Scientists Explain: Why Are Card Games So Addictive?
A jerk is a measurement of a sudden acceleration change and is commonly used in fields such as engineering, sports science, manufacturing, and more. Researchers have now proposed that examining the impact of jerks can also offer deeper insights into gameplay. The game refinement theory posits that acceleration, or the rate at which information speed changes, represents the balance between certainty and uncertainty in a game. This balance is referred to as the game refinement value (GR) and serves as an indicator of a player’s level of engagement.

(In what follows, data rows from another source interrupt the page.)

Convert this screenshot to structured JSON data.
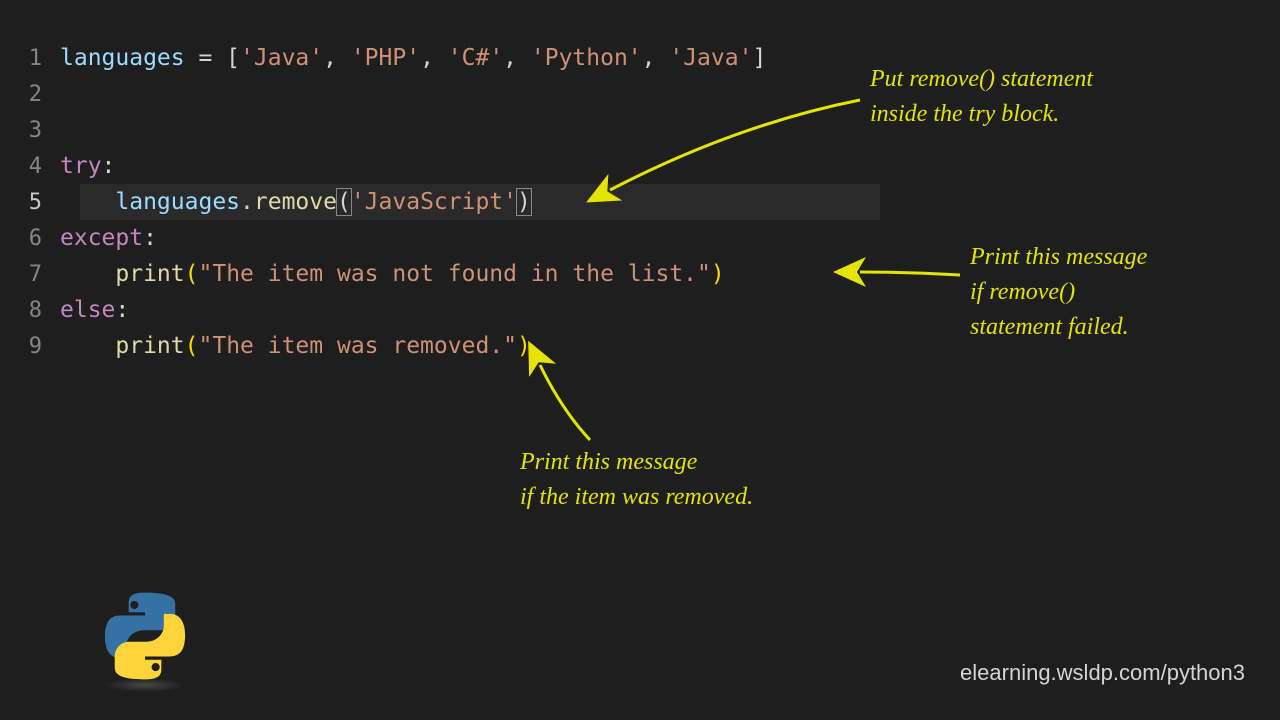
{
  "code": {
    "lines": [
      "1",
      "2",
      "3",
      "4",
      "5",
      "6",
      "7",
      "8",
      "9"
    ],
    "active_line": 5,
    "l1": {
      "var": "languages",
      "op": " = ",
      "lb": "[",
      "s1": "'Java'",
      "c1": ", ",
      "s2": "'PHP'",
      "c2": ", ",
      "s3": "'C#'",
      "c3": ", ",
      "s4": "'Python'",
      "c4": ", ",
      "s5": "'Java'",
      "rb": "]"
    },
    "l4": {
      "kw": "try",
      "colon": ":"
    },
    "l5": {
      "indent": "    ",
      "var": "languages",
      "dot": ".",
      "fn": "remove",
      "lp": "(",
      "arg": "'JavaScript'",
      "rp": ")"
    },
    "l6": {
      "kw": "except",
      "colon": ":"
    },
    "l7": {
      "indent": "    ",
      "fn": "print",
      "lp": "(",
      "arg": "\"The item was not found in the list.\"",
      "rp": ")"
    },
    "l8": {
      "kw": "else",
      "colon": ":"
    },
    "l9": {
      "indent": "    ",
      "fn": "print",
      "lp": "(",
      "arg": "\"The item was removed.\"",
      "rp": ")"
    }
  },
  "annotations": {
    "a1_l1": "Put remove() statement",
    "a1_l2": "inside the try block.",
    "a2_l1": "Print this message",
    "a2_l2": "if remove()",
    "a2_l3": "statement failed.",
    "a3_l1": "Print this message",
    "a3_l2": "if the item was removed."
  },
  "footer": {
    "url": "elearning.wsldp.com/python3"
  },
  "colors": {
    "accent": "#e4e400"
  }
}
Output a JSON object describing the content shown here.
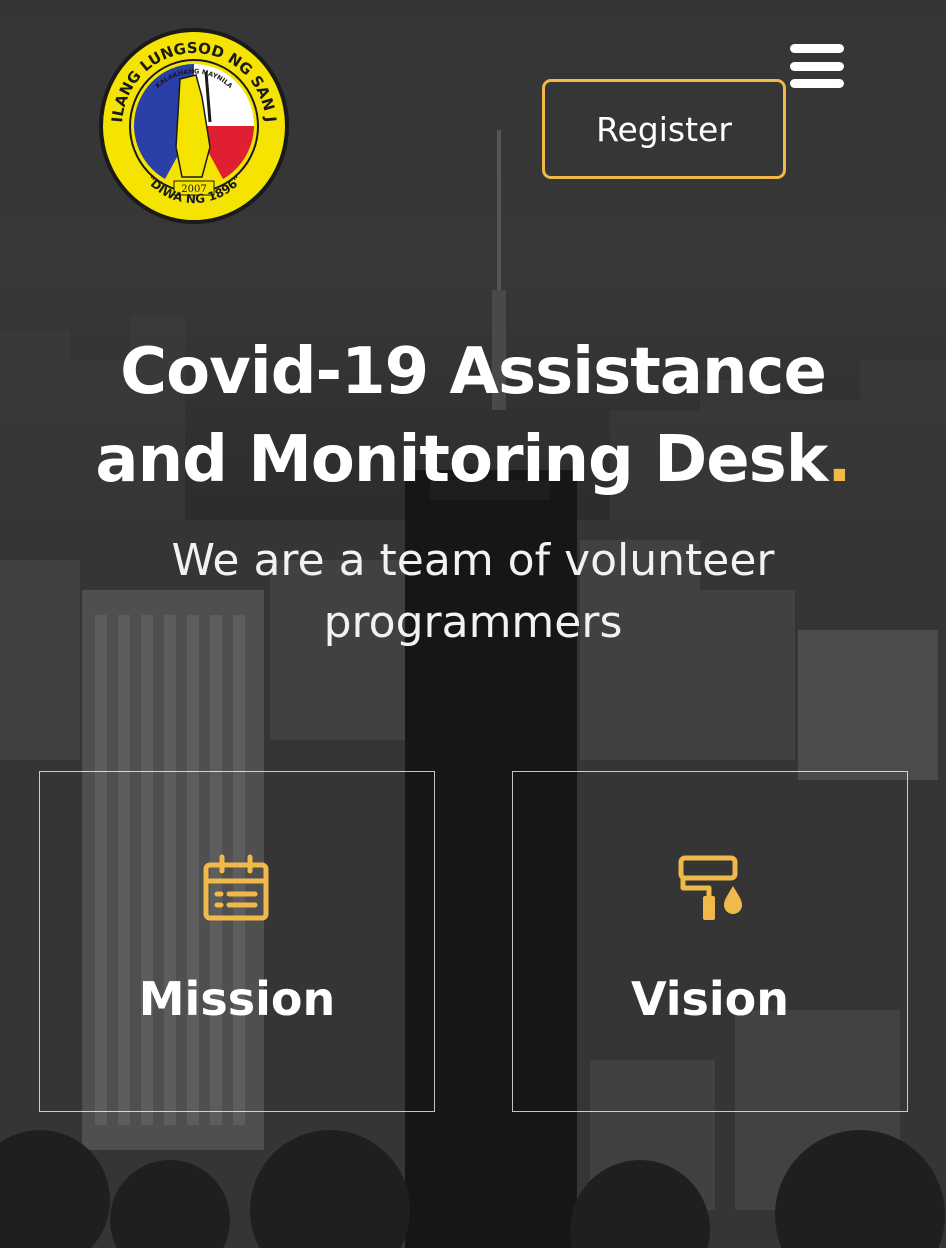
{
  "header": {
    "logo": {
      "icon": "san-juan-city-seal",
      "ring_text": "DAKILANG LUNGSOD NG SAN JUAN",
      "inner_text": "KALAKHANG MAYNILA",
      "year": "2007",
      "motto": "\"DIWA NG 1896\""
    },
    "register_label": "Register",
    "menu_icon": "hamburger-menu-icon"
  },
  "hero": {
    "title_line1": "Covid-19 Assistance",
    "title_line2": "and Monitoring Desk",
    "title_dot": ".",
    "subtitle_line1": "We are a team of volunteer",
    "subtitle_line2": "programmers"
  },
  "cards": [
    {
      "label": "Mission",
      "icon": "calendar-icon"
    },
    {
      "label": "Vision",
      "icon": "paint-roller-icon"
    }
  ],
  "colors": {
    "accent": "#f0b94a",
    "text": "#ffffff",
    "seal_yellow": "#f5e400",
    "seal_blue": "#2a3fa8",
    "seal_red": "#e02030"
  }
}
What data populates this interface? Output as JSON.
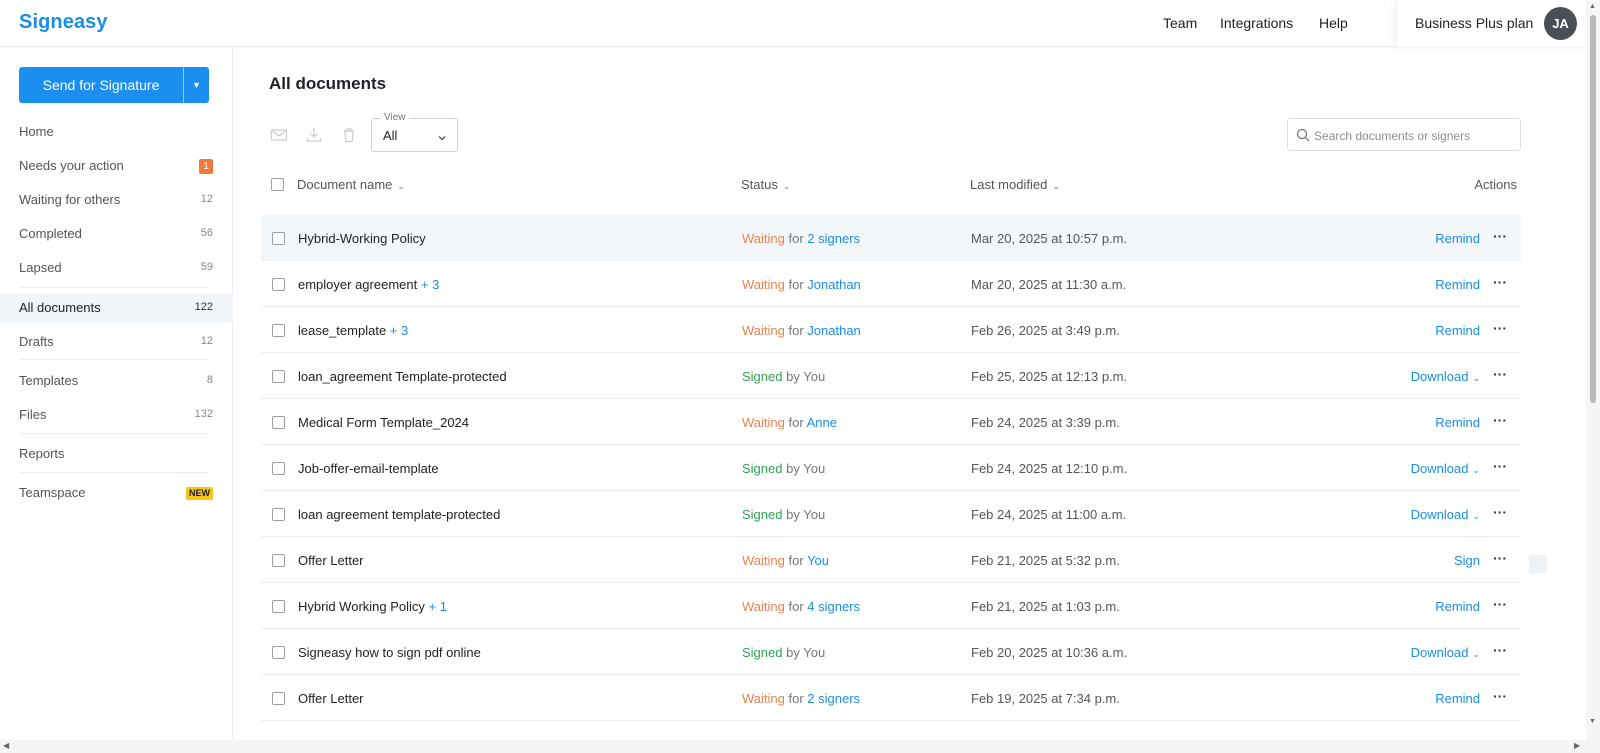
{
  "app": {
    "logo": "Signeasy",
    "nav": [
      "Team",
      "Integrations",
      "Help"
    ],
    "plan": "Business Plus plan",
    "avatar_initials": "JA"
  },
  "sidebar": {
    "send_button": "Send for Signature",
    "items": [
      {
        "label": "Home",
        "count": ""
      },
      {
        "label": "Needs your action",
        "count": "1"
      },
      {
        "label": "Waiting for others",
        "count": "12"
      },
      {
        "label": "Completed",
        "count": "56"
      },
      {
        "label": "Lapsed",
        "count": "59"
      },
      {
        "label": "All documents",
        "count": "122"
      },
      {
        "label": "Drafts",
        "count": "12"
      },
      {
        "label": "Templates",
        "count": "8"
      },
      {
        "label": "Files",
        "count": "132"
      },
      {
        "label": "Reports",
        "count": ""
      },
      {
        "label": "Teamspace",
        "count": "NEW"
      }
    ]
  },
  "main": {
    "title": "All documents",
    "view_label": "View",
    "view_value": "All",
    "search_placeholder": "Search documents or signers",
    "columns": {
      "name": "Document name",
      "status": "Status",
      "modified": "Last modified",
      "actions": "Actions"
    },
    "rows": [
      {
        "name": "Hybrid-Working Policy",
        "extra": "",
        "state": "Waiting",
        "conn": "for",
        "who": "2 signers",
        "date": "Mar 20, 2025 at 10:57 p.m.",
        "action": "Remind"
      },
      {
        "name": "employer agreement",
        "extra": "+ 3",
        "state": "Waiting",
        "conn": "for",
        "who": "Jonathan",
        "date": "Mar 20, 2025 at 11:30 a.m.",
        "action": "Remind"
      },
      {
        "name": "lease_template",
        "extra": "+ 3",
        "state": "Waiting",
        "conn": "for",
        "who": "Jonathan",
        "date": "Feb 26, 2025 at 3:49 p.m.",
        "action": "Remind"
      },
      {
        "name": "loan_agreement Template-protected",
        "extra": "",
        "state": "Signed",
        "conn": "by",
        "who": "You",
        "date": "Feb 25, 2025 at 12:13 p.m.",
        "action": "Download"
      },
      {
        "name": "Medical Form Template_2024",
        "extra": "",
        "state": "Waiting",
        "conn": "for",
        "who": "Anne",
        "date": "Feb 24, 2025 at 3:39 p.m.",
        "action": "Remind"
      },
      {
        "name": "Job-offer-email-template",
        "extra": "",
        "state": "Signed",
        "conn": "by",
        "who": "You",
        "date": "Feb 24, 2025 at 12:10 p.m.",
        "action": "Download"
      },
      {
        "name": "loan agreement template-protected",
        "extra": "",
        "state": "Signed",
        "conn": "by",
        "who": "You",
        "date": "Feb 24, 2025 at 11:00 a.m.",
        "action": "Download"
      },
      {
        "name": "Offer Letter",
        "extra": "",
        "state": "Waiting",
        "conn": "for",
        "who": "You",
        "date": "Feb 21, 2025 at 5:32 p.m.",
        "action": "Sign"
      },
      {
        "name": "Hybrid Working Policy",
        "extra": "+ 1",
        "state": "Waiting",
        "conn": "for",
        "who": "4 signers",
        "date": "Feb 21, 2025 at 1:03 p.m.",
        "action": "Remind"
      },
      {
        "name": "Signeasy how to sign pdf online",
        "extra": "",
        "state": "Signed",
        "conn": "by",
        "who": "You",
        "date": "Feb 20, 2025 at 10:36 a.m.",
        "action": "Download"
      },
      {
        "name": "Offer Letter",
        "extra": "",
        "state": "Waiting",
        "conn": "for",
        "who": "2 signers",
        "date": "Feb 19, 2025 at 7:34 p.m.",
        "action": "Remind"
      }
    ]
  },
  "colors": {
    "brand": "#1a8ee6",
    "primary_button": "#1b8ef0",
    "waiting": "#e8834e",
    "signed": "#2ea44f",
    "badge_action": "#f07a3c",
    "badge_new": "#f5c518"
  }
}
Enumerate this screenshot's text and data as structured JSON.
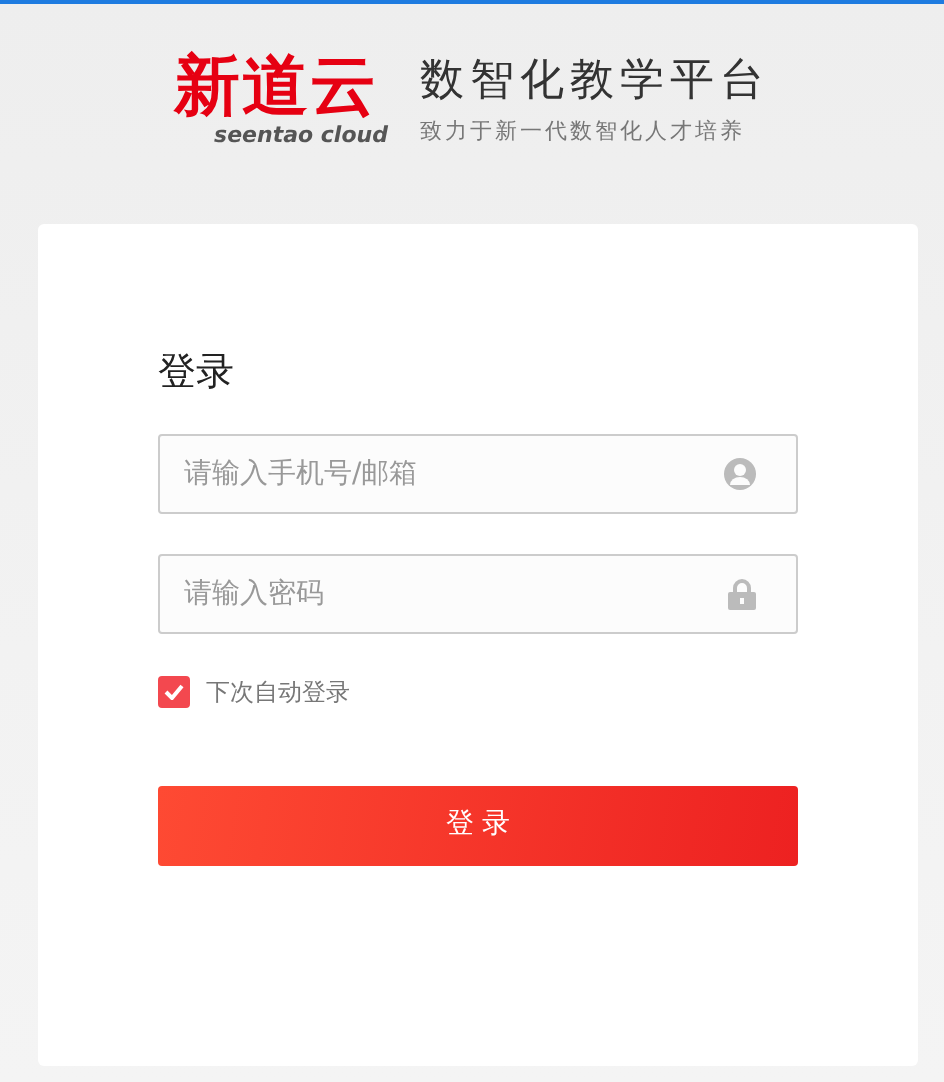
{
  "header": {
    "logo_text": "新道云",
    "logo_subtext": "seentao cloud",
    "title": "数智化教学平台",
    "subtitle": "致力于新一代数智化人才培养"
  },
  "login": {
    "heading": "登录",
    "fields": [
      {
        "kind": "account",
        "placeholder": "请输入手机号/邮箱"
      },
      {
        "kind": "password",
        "placeholder": "请输入密码"
      }
    ],
    "remember": {
      "label": "下次自动登录",
      "checked": true
    },
    "submit": "登 录"
  }
}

A new perspective, the motion-in-mind model, measures the uncertainty of progress in a game relative to two physical measures—velocity, which represents the win rate, and mass, which represents how hard it is to win. These physical values can be translated into psychological reactions. A jerk—denoted as AD, an abbreviation for addictive—can thus be interpreted as unpredictability or surprise. Games with a higher AD value are highly unpredictable and full of surprises, making them addictive.
Recently, a group of researchers led by Assistant Professor Mohd. Nor Akmal Khalid from the School of Information Science, Japan Advanced Institute of Science and Technology (JAIST), has investigated the influence of jerks on game addiction through several popular card games—these included suits-irrelevant (Wakeng and Doudizhu) and suits-relevant (Winner, Big Two, and Tien Len) games. The study, which was co-authored by Professor Hiroyuki Iida of JAIST, was recently published in the journal IEEE Access.
Prof. Khalid discusses the motivation behind the research. “Card games are typical incomplete information games. Short, repeatable rounds, chances, and strategizing make them among the most entertaining, even addictive, games. We wanted to understand why this was so.”
The researchers first explored the rules, designs, and complexities of these games, using game refinement and the motion-in-mind model. Next, they performed two simulations with self-playing artificial intelligence (AI) agents. In the first experiment, the AI mimicked a fixed game played by contestants with different skill levels (weak, fair, and strong). In contrast, the second experiment comprised games of various sophistications played by a fixed AI level. The differences between two parameters were observed—first, the odds of winning (as seen in games with deterministic versus random odds), and second, the difficulty level (as seen in simple versus complex games). These analyses enabled researchers to compare the different card games.
The results demonstrate that skill and sophistication must match for reasonable GR (correlated with attractiveness) and AD (correlated with surprise) values. In addition, the games must also be balanced and fair enough, so that winning is not interpreted as just good luck. Take Doudizhu for example, which has nearly equal GR and AD values. This balance between uncertainty and unpredictability leads to a fast-paced game with frequent rewards and surprises. As a result, people want to play repeatedly, making Doudizhu the most popular and addictive card game.
Through the above investigation, the researchers discerned the principles of play for addictive entertainment. The four measures of the game progress model—game length, velocity, acceleration, and jerk—correspond respectively to reward cost, reward frequency, uncertainty, and unpredictability. Further, they determine game fairness, reinforcement, attractiveness, and surprise, respectively.
“These components highlight the potential of GR and AD measures as powerful tools to understand gameplay. They will prove useful in making games more attractive and educational. Not just games, the findings of this study can be extended to help make any normal and mundane activity engaging, enjoyable, surprising, and even addictive. In essence, the boundary between work and play can get blurred, leading to an ultimate sense of achievement and passion,” concludes Prof. Khalid.
Sci Tech Daily, 11 February 2023